by Brian Slattery | May 22, 2015 1:38 pm
Wearing a hard hat because the crew was still assembling the set, Sound Resident Lindsay Wagner demonstrated some of the sound design for the Long Wharf’s staging this weekend of The Boy at the Edge of Everything, by Finegan Kruckemeyer. She looked toward the stage, where one crew member was up on a ladder that reached to the high ceiling of Long Wharf’s Stage II, adjusting a light. Another crew member was below him, checking his work.
“Sound!” Wagner called.
by Allan Appel | May 19, 2015 12:23 pm
A cult has been identified in New Haven, thus far unknown to authorities.
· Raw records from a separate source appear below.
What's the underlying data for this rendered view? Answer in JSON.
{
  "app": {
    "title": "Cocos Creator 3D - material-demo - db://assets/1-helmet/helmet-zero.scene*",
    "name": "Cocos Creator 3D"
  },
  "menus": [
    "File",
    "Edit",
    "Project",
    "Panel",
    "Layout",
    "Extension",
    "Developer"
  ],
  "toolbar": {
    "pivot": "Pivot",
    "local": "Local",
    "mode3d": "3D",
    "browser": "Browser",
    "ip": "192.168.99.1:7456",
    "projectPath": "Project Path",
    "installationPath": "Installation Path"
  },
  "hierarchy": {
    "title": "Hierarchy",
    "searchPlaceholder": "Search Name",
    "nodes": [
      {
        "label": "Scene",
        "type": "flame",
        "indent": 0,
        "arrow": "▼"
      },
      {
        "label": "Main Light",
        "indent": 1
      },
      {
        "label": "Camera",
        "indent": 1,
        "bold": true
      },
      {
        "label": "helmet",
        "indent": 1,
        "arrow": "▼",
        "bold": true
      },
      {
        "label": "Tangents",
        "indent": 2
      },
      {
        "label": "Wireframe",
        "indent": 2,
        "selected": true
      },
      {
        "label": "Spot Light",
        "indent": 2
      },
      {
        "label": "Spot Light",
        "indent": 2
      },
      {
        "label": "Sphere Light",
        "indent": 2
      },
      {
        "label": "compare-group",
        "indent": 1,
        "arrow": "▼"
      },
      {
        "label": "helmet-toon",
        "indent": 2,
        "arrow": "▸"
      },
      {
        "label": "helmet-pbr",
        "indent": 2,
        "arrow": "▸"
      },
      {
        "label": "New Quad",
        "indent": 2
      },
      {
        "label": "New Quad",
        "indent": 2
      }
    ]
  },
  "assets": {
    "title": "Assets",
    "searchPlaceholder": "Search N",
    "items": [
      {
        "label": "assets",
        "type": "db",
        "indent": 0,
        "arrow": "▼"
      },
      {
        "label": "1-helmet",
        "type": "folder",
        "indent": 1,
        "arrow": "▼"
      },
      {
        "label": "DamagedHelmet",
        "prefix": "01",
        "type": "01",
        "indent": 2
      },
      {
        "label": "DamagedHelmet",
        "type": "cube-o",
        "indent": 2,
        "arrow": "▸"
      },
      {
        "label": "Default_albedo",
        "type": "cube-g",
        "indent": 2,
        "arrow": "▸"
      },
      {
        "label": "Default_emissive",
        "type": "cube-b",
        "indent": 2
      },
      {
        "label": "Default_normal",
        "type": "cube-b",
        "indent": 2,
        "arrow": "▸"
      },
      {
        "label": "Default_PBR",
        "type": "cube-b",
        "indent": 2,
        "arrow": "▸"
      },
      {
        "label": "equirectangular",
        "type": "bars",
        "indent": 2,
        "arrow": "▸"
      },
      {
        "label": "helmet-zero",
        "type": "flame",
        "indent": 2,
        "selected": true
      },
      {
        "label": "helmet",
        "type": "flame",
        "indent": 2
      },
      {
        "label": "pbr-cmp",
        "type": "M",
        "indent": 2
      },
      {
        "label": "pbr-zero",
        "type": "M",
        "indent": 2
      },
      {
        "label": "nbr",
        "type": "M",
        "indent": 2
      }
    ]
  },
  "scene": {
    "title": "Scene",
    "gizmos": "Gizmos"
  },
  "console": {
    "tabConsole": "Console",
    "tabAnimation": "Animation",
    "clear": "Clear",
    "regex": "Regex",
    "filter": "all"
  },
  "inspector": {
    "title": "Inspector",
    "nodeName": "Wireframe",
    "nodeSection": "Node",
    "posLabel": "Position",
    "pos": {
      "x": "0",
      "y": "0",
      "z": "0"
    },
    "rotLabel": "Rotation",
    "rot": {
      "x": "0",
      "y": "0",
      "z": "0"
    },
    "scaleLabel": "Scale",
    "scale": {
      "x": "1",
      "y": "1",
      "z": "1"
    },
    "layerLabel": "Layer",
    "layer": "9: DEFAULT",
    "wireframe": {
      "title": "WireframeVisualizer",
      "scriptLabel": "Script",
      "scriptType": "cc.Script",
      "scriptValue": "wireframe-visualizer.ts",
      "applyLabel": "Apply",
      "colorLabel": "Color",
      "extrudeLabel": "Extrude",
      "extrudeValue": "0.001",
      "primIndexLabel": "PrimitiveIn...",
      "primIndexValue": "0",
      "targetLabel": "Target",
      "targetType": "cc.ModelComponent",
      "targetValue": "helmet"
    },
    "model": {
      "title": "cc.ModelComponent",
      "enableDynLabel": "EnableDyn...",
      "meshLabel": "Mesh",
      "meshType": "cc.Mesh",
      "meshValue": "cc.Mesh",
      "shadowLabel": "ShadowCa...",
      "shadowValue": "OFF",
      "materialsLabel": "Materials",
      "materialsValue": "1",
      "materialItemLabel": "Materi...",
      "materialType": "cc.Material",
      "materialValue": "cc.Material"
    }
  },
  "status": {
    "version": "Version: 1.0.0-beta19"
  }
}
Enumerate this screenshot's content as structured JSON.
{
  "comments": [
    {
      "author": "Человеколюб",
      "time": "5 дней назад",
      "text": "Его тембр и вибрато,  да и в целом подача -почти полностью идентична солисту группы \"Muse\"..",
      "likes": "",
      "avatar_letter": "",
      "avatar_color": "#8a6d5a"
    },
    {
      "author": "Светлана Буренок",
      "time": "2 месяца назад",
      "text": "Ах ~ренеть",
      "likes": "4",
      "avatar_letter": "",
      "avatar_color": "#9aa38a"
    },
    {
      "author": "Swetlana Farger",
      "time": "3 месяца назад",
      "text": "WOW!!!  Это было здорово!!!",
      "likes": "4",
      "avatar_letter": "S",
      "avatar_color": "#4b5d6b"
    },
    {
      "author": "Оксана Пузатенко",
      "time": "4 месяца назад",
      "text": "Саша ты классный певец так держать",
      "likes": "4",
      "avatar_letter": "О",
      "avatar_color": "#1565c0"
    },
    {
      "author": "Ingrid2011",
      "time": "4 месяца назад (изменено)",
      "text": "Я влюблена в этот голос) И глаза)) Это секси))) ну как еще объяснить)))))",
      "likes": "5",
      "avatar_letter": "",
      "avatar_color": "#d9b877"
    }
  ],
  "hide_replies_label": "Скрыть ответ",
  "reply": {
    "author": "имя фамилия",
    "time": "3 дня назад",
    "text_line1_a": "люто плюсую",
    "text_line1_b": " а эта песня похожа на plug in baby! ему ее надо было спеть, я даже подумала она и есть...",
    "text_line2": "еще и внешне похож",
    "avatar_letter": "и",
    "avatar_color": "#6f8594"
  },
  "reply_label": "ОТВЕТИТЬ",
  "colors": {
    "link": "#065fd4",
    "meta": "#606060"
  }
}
All we know of it is the following: This (above) is its emblem and name, Albean. At their weekly meetings, adherents have been sighted wearing long robes. At initiations the new acolyte strips to the waist — women can retain their bras — and the leader, a 30-something named Tyler, draws three black concentric circles on their naked torsos.
Whenever they speak to each other, on matters as trivial as announcing that a vaginal itch has finally been cured, the exchange concludes with the earnestly whispered words, “With love.”
by Chris Arnott | May 18, 2015 8:37 am
The Second Mrs. Wilson, now playing at Long Wharf Theater through May 31, is both timely and old-fashioned.
In the last few years of its first half-century, the Long Wharf Theater and its artistic director, Gordon Edelstein, have been doing their damnedest to revive a dying dramatic genre — the history play. One-person biodramas will never go away — they’re easy to produce and attractive for celebrities. But ensemble pieces based on true life events? Lavish period pieces reliant on real research? Revisionist histories? They don’t write ‘em like they used to.
by Lucy Gellman | May 15, 2015 4:12 pm
Hooker eighth-grader Melissa Cisija was acting out again. Seated against a backdrop of her favorite possessions — a globe, rocking softly to and fro from its stony shelf, an eyeglass, and a fork, formerly known as a dinglehopper — she crossed her arms, shook her head, and glared at the audience before her.
“I just want to belong!,” she exclaimed.
by Brian Slattery | May 13, 2015 3:24 pm | Comments (1)
“New Haven: Bigger than Los Angeles,” proclaimed Mayor Toni Harp.
Harp made the declaration at the Shubert Wednesday afternoon, explaining how the touring company for the Broadway hit Matilda is following the old-school pattern of opening its show at the New Haven theater before taking it on the road.
While in town, the play is expected to generate about $2 million in overall economic activity for the city, officials said..
“We’re excited from an arts and cultural standpoint,” Harp said. “We’re also excited from a dollars and cents standpoint.”
by Allan Appel | May 11, 2015 1:06 pm
Never in her life had Rachel Zwick gone into Home Depot—or any store—to buy a five-sixteenths combo wrench or five-inch floppy disks for sanders.
by Donald Brown | May 6, 2015 1:11 pm
Funny, fun to watch, and perceptive, Sheila Callaghan’s Elevada, directed by Jackson Gray and playing at the Yale Rep through May 16, is a play aimed at the young, but not so young — those who are still looking for fun and for meaningful relationships, those willing to be indulgent, even silly, but trying too for a certain gravitas. Set in a New York of virtual lives, life-threatening disease, recovery from addiction, and trying to connect, it’s a play about adults still trying to figure out what adult means well after college and well before middle age.
by Donald Brown | May 6, 2015 12:10 pm
Emily Zemba thinks her generation takes itself maybe a “little too seriously.” Phillip Howze admits that he has long had “a secret crush on musicals.” And “something clicked” — the spark of a new play — when Ryan Campell read Euripedes.
by C.A. Nolte | May 4, 2015 8:00 am | Comments (1)
Before he was roasted, Andy Sharpe stepped out of Joker’s Wild Comedy Club on Wooster Street for a cigarette. The interior of the club was dim, amber light filling the space everywhere except for the stage, where the spot light rested on an empty podium. Two rows of armless chairs lined the stage to the left, where the roasters would sit. A wicker chair with cushioned footstool, looking like a castoff from the set of Golden Girls, was positioned between the stage and the roasters’ bleachers. A few people milled about, ordering drinks.
by David Sepulveda | Apr 15, 2015 1:59 pm | Comments (2)
For Elizardi Castro, doing hard time as a Puerto Rican attorney in America may not have been nearly as challenging as being the only lawyer in a large, Puerto Rican family.